### Available records

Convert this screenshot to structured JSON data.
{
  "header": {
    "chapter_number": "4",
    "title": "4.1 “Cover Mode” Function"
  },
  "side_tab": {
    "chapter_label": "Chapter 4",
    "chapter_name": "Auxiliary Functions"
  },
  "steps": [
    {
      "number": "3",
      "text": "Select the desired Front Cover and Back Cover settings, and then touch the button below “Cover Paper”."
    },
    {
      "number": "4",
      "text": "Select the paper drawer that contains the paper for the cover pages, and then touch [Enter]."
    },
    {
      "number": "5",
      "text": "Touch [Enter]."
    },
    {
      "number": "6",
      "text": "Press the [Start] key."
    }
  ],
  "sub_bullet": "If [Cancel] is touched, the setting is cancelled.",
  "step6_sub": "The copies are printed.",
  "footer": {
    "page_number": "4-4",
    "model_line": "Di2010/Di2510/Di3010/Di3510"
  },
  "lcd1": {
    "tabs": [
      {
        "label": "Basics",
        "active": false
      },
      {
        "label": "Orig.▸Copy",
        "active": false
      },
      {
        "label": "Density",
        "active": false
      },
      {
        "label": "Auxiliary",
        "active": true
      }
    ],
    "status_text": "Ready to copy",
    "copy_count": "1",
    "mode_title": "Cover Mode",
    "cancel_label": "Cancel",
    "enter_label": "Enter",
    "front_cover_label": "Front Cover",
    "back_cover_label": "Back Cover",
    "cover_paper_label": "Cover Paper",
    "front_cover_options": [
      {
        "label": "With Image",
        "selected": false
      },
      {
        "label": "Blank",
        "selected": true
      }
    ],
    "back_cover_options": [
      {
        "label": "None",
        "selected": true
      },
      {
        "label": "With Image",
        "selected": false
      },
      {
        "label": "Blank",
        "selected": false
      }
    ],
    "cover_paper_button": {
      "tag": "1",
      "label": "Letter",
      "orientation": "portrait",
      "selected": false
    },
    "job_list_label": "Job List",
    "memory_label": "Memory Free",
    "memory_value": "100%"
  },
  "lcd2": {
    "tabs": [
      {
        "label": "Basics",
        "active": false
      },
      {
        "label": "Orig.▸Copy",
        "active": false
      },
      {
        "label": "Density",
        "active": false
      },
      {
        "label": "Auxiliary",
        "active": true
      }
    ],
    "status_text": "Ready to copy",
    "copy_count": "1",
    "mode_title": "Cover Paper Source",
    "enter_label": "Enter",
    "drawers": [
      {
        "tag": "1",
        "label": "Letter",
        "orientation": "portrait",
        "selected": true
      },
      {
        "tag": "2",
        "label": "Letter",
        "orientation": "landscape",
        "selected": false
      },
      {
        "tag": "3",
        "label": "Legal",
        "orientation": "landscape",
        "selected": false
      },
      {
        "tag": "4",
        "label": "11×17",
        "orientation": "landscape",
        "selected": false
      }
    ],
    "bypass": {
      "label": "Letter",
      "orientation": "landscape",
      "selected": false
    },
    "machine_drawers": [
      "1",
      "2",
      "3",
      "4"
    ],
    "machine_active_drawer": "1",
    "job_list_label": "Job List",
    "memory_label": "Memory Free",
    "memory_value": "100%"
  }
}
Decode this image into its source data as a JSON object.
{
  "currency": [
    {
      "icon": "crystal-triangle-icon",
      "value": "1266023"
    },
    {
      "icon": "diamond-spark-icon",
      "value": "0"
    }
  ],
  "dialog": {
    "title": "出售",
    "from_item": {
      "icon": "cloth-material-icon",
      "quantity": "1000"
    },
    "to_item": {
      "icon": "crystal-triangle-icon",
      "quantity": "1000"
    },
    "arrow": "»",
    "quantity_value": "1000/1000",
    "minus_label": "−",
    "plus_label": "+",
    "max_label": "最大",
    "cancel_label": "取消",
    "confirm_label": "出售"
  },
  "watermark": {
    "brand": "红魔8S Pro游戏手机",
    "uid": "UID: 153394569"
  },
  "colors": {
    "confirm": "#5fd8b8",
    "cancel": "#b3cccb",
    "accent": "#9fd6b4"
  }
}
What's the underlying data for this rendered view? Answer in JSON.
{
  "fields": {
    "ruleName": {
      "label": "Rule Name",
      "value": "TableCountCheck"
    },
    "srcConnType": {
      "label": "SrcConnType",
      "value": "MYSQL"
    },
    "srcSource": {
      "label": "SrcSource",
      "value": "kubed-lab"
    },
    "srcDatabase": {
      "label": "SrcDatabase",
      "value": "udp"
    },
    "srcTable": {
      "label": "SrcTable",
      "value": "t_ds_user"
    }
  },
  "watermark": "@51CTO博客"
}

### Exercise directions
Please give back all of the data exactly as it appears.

### Response below
Convert this screenshot to structured JSON data.
{
  "header": {
    "chapter_number": "4",
    "title": "4.1 “Cover Mode” Function"
  },
  "side_tab": {
    "chapter_label": "Chapter 4",
    "chapter_name": "Auxiliary Functions"
  },
  "steps": [
    {
      "number": "3",
      "text": "Select the desired Front Cover and Back Cover settings, and then touch the button below “Cover Paper”."
    },
    {
      "number": "4",
      "text": "Select the paper drawer that contains the paper for the cover pages, and then touch [Enter]."
    },
    {
      "number": "5",
      "text": "Touch [Enter]."
    },
    {
      "number": "6",
      "text": "Press the [Start] key."
    }
  ],
  "sub_bullet": "If [Cancel] is touched, the setting is cancelled.",
  "step6_sub": "The copies are printed.",
  "footer": {
    "page_number": "4-4",
    "model_line": "Di2010/Di2510/Di3010/Di3510"
  },
  "lcd1": {
    "tabs": [
      {
        "label": "Basics",
        "active": false
      },
      {
        "label": "Orig.▸Copy",
        "active": false
      },
      {
        "label": "Density",
        "active": false
      },
      {
        "label": "Auxiliary",
        "active": true
      }
    ],
    "status_text": "Ready to copy",
    "copy_count": "1",
    "mode_title": "Cover Mode",
    "cancel_label": "Cancel",
    "enter_label": "Enter",
    "front_cover_label": "Front Cover",
    "back_cover_label": "Back Cover",
    "cover_paper_label": "Cover Paper",
    "front_cover_options": [
      {
        "label": "With Image",
        "selected": false
      },
      {
        "label": "Blank",
        "selected": true
      }
    ],
    "back_cover_options": [
      {
        "label": "None",
        "selected": true
      },
      {
        "label": "With Image",
        "selected": false
      },
      {
        "label": "Blank",
        "selected": false
      }
    ],
    "cover_paper_button": {
      "tag": "1",
      "label": "Letter",
      "orientation": "portrait",
      "selected": false
    },
    "job_list_label": "Job List",
    "memory_label": "Memory Free",
    "memory_value": "100%"
  },
  "lcd2": {
    "tabs": [
      {
        "label": "Basics",
        "active": false
      },
      {
        "label": "Orig.▸Copy",
        "active": false
      },
      {
        "label": "Density",
        "active": false
      },
      {
        "label": "Auxiliary",
        "active": true
      }
    ],
    "status_text": "Ready to copy",
    "copy_count": "1",
    "mode_title": "Cover Paper Source",
    "enter_label": "Enter",
    "drawers": [
      {
        "tag": "1",
        "label": "Letter",
        "orientation": "portrait",
        "selected": true
      },
      {
        "tag": "2",
        "label": "Letter",
        "orientation": "landscape",
        "selected": false
      },
      {
        "tag": "3",
        "label": "Legal",
        "orientation": "landscape",
        "selected": false
      },
      {
        "tag": "4",
        "label": "11×17",
        "orientation": "landscape",
        "selected": false
      }
    ],
    "bypass": {
      "label": "Letter",
      "orientation": "landscape",
      "selected": false
    },
    "machine_drawers": [
      "1",
      "2",
      "3",
      "4"
    ],
    "machine_active_drawer": "1",
    "job_list_label": "Job List",
    "memory_label": "Memory Free",
    "memory_value": "100%"
  }
}
Decode this image into its source data as a JSON object.
{
  "currency": [
    {
      "icon": "crystal-triangle-icon",
      "value": "1266023"
    },
    {
      "icon": "diamond-spark-icon",
      "value": "0"
    }
  ],
  "dialog": {
    "title": "出售",
    "from_item": {
      "icon": "cloth-material-icon",
      "quantity": "1000"
    },
    "to_item": {
      "icon": "crystal-triangle-icon",
      "quantity": "1000"
    },
    "arrow": "»",
    "quantity_value": "1000/1000",
    "minus_label": "−",
    "plus_label": "+",
    "max_label": "最大",
    "cancel_label": "取消",
    "confirm_label": "出售"
  },
  "watermark": {
    "brand": "红魔8S Pro游戏手机",
    "uid": "UID: 153394569"
  },
  "colors": {
    "confirm": "#5fd8b8",
    "cancel": "#b3cccb",
    "accent": "#9fd6b4"
  }
}
What's the underlying data for this rendered view? Answer in JSON.
{
  "fields": {
    "ruleName": {
      "label": "Rule Name",
      "value": "TableCountCheck"
    },
    "srcConnType": {
      "label": "SrcConnType",
      "value": "MYSQL"
    },
    "srcSource": {
      "label": "SrcSource",
      "value": "kubed-lab"
    },
    "srcDatabase": {
      "label": "SrcDatabase",
      "value": "udp"
    },
    "srcTable": {
      "label": "SrcTable",
      "value": "t_ds_user"
    }
  },
  "watermark": "@51CTO博客"
}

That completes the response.